|Type||Journal Article - BMC complementary and alternative medicine|
|Title||Perceptions of complementary and alternative medicine among cardiac patients in South Trinidad: a qualitative study|
Complementary and alternative medicine (CAM) has been practiced for centuries owing to the absence or limited availability of conventional medicine. CAM has persisted globally with over USD34 billion spent annually, despite modernization, globalization, technological advancement, and limited supportive evidence. The present qualitative study explores the perception of CAM among cardiac patients with respect to rationale, perceived outcomes, influences, and public health concerns.
This study used a qualitative, interpretative approach. Twelve cardiac disease patients were recruited from private clinics in South Trinidad and interviewed. The study obtained ethical approval, and all participants provided written consent. The semi-structured interviews were digitally recorded, transcribed, and thematically analyzed. Participants with poor cognitive function, difficulty speaking, and those not understandable owing to language barriers were excluded.
CAM use was based largely on patient perception regardless of the clinical reality. The perceived mode of action and its natural character was responsible for the therapeutic outcomes and uses. Participants reported that CAM provided holistic care, improved the quality of life, overcame the limitations of conventional medicine, satisfied their increased expectation for comprehensive care, and prevented or counteracted adverse effects caused by conventional medicine.
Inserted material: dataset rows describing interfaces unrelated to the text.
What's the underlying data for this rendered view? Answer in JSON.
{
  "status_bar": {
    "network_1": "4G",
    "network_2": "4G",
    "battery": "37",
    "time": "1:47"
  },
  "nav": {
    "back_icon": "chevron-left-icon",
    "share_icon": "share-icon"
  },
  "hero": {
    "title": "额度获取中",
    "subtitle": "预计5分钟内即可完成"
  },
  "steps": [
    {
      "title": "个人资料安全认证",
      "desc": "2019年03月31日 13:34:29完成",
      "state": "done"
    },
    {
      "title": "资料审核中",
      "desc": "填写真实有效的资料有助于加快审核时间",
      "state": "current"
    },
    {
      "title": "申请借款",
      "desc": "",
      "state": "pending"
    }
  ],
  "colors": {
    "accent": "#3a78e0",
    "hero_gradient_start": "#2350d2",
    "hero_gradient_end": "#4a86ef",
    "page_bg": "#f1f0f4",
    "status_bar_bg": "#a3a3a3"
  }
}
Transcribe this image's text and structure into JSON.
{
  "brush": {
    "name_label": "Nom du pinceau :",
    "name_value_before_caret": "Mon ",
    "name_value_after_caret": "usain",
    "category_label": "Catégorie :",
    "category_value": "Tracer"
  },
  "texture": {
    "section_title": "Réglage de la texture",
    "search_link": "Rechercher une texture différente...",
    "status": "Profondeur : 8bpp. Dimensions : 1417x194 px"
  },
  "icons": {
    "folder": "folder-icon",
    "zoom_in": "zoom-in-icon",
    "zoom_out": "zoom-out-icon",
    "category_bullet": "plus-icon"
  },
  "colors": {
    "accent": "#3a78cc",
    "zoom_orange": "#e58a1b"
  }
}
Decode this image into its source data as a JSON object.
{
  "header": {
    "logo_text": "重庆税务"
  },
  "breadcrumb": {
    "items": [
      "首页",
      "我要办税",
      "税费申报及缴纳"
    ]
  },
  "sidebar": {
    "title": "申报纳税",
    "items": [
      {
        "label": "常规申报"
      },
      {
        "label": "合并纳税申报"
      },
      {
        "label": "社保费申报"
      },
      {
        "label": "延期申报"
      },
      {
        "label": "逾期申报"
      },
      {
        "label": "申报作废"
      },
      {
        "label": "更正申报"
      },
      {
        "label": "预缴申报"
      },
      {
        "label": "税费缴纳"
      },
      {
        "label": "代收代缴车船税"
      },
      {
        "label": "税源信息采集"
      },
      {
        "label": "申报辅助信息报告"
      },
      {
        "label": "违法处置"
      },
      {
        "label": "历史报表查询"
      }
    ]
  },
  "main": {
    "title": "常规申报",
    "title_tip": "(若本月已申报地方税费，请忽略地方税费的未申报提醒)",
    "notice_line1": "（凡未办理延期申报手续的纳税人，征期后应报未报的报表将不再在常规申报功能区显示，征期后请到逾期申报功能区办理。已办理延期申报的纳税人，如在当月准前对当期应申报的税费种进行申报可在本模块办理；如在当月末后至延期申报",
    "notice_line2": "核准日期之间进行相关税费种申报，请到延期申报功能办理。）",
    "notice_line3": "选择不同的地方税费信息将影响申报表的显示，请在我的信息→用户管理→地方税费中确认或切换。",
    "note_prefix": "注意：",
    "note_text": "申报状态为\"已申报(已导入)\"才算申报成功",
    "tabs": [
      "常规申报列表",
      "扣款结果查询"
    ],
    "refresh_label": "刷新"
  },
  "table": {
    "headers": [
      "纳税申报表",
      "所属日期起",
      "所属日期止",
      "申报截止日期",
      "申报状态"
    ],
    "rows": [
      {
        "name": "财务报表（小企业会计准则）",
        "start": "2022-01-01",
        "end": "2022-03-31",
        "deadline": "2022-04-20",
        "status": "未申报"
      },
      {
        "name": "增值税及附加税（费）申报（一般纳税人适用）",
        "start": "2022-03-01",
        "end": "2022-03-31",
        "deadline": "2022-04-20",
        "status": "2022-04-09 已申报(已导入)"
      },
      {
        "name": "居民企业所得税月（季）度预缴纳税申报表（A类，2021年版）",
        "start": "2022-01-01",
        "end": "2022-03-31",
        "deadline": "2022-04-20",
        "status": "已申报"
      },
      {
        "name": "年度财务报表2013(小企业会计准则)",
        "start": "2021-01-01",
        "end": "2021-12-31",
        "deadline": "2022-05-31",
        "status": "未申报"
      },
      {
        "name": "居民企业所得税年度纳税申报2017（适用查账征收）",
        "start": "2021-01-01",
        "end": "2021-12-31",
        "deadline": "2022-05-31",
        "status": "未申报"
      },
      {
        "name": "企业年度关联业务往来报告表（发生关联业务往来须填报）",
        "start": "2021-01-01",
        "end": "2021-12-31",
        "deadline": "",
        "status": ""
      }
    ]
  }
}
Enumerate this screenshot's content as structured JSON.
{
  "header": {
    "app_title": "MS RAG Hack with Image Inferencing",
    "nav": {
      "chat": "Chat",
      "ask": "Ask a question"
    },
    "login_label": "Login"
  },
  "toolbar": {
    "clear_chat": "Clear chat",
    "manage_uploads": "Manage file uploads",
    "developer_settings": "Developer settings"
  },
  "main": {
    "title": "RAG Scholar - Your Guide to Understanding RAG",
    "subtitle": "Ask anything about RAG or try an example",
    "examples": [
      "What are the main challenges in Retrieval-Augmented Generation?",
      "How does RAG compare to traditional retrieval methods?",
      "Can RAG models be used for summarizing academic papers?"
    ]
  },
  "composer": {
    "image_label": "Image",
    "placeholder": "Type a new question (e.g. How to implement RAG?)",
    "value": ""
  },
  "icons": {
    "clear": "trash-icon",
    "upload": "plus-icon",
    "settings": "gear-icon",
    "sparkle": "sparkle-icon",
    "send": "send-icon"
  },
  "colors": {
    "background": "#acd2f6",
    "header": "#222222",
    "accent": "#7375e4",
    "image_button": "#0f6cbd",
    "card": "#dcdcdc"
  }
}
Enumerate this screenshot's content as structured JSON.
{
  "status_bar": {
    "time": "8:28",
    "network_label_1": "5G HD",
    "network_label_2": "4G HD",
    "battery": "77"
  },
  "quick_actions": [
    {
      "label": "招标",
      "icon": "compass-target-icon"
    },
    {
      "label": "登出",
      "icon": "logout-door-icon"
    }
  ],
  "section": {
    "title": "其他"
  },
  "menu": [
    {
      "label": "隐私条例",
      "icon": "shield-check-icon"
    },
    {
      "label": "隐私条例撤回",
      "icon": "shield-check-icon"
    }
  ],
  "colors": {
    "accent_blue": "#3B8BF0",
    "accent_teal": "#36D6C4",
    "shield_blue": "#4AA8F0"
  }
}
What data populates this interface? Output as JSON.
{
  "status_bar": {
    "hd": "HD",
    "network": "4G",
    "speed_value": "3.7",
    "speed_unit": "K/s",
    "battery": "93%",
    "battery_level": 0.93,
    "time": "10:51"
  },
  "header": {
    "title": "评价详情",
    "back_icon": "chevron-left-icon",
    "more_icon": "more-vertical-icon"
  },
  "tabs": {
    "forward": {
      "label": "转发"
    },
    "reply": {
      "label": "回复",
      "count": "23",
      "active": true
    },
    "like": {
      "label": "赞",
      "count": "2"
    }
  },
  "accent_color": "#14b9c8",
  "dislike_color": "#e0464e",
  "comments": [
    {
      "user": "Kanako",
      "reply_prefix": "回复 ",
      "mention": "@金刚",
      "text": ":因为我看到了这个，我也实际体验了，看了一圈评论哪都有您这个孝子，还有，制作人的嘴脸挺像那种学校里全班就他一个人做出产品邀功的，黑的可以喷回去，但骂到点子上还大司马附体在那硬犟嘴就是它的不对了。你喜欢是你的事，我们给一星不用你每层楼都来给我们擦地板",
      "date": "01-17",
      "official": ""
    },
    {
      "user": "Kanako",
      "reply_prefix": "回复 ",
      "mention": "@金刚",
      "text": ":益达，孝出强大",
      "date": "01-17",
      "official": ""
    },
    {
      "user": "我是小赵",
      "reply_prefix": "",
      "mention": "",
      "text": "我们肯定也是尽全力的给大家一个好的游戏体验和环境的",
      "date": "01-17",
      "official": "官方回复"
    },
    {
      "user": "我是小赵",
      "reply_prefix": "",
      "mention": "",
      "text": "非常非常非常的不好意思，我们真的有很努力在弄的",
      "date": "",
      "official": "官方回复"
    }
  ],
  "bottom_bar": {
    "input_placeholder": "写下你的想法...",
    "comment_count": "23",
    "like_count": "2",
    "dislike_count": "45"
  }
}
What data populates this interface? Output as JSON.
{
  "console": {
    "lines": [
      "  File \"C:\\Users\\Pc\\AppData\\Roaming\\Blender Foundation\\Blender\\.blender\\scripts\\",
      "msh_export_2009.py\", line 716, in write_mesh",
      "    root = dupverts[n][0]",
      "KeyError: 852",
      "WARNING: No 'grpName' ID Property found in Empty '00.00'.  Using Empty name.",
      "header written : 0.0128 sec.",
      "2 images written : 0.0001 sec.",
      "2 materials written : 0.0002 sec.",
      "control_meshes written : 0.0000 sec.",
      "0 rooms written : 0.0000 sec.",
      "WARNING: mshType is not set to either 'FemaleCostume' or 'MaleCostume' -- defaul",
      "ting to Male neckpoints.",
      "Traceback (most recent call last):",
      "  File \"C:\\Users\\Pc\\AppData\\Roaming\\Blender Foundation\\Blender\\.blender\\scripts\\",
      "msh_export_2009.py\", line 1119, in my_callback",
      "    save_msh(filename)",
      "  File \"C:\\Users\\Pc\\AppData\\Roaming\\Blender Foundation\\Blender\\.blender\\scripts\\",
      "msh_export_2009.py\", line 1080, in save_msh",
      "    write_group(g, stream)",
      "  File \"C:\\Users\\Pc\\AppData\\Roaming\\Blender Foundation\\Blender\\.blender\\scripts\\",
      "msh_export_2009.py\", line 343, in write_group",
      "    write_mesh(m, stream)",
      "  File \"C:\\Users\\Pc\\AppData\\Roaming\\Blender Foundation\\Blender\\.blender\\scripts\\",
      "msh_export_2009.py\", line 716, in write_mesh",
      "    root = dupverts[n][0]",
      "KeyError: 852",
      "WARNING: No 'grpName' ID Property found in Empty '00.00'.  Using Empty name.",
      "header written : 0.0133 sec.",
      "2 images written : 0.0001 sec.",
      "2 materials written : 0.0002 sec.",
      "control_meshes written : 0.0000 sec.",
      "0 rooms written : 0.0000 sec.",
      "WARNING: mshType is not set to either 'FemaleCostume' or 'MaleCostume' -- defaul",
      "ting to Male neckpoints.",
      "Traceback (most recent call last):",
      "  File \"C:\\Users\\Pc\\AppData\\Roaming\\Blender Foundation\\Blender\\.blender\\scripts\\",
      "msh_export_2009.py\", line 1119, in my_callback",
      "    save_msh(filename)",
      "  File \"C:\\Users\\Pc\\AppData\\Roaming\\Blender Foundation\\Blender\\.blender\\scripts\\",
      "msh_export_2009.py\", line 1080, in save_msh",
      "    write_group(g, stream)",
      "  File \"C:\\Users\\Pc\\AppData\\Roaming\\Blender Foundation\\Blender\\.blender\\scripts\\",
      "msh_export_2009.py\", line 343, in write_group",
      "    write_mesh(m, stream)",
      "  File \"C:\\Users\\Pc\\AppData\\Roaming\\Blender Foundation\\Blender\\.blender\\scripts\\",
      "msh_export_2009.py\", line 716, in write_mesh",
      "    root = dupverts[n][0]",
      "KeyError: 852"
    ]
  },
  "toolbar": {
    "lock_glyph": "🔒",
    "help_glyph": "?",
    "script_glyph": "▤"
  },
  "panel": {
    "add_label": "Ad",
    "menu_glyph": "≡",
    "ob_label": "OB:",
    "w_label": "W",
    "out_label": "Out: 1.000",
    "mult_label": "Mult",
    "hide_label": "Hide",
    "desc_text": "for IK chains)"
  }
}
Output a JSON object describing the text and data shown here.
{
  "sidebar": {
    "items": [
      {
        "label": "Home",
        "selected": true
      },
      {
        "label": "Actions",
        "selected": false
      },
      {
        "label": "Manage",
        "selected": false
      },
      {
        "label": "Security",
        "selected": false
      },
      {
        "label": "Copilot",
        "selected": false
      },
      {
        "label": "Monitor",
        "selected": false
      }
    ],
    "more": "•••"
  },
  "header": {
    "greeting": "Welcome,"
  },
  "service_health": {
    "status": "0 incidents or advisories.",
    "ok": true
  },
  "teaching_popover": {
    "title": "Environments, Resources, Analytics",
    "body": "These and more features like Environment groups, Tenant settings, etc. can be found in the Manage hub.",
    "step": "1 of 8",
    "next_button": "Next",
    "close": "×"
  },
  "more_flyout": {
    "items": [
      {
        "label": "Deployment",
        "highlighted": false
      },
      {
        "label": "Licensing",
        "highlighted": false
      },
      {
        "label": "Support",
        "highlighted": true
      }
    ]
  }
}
Participants reported a lack of scientific information on CAM and stated that policy makers should assist patients through increased research, public health education, and improved integration of CAM and conventional medicine.
The participants’ use of CAM was largely based on perception. CAM was thought to improve therapeutic outcomes, provide holistic care, decrease or prevent complications from conventional medicine, and improve quality of life. Participants acknowledged that they may be ill-informed about the basic concepts or actions of CAM. They urged policymakers to create an environment that assists the public and health care providers in promoting safe and effective CAM practice.
|»||Trinidad and Tobago - Population and Housing Census 2011|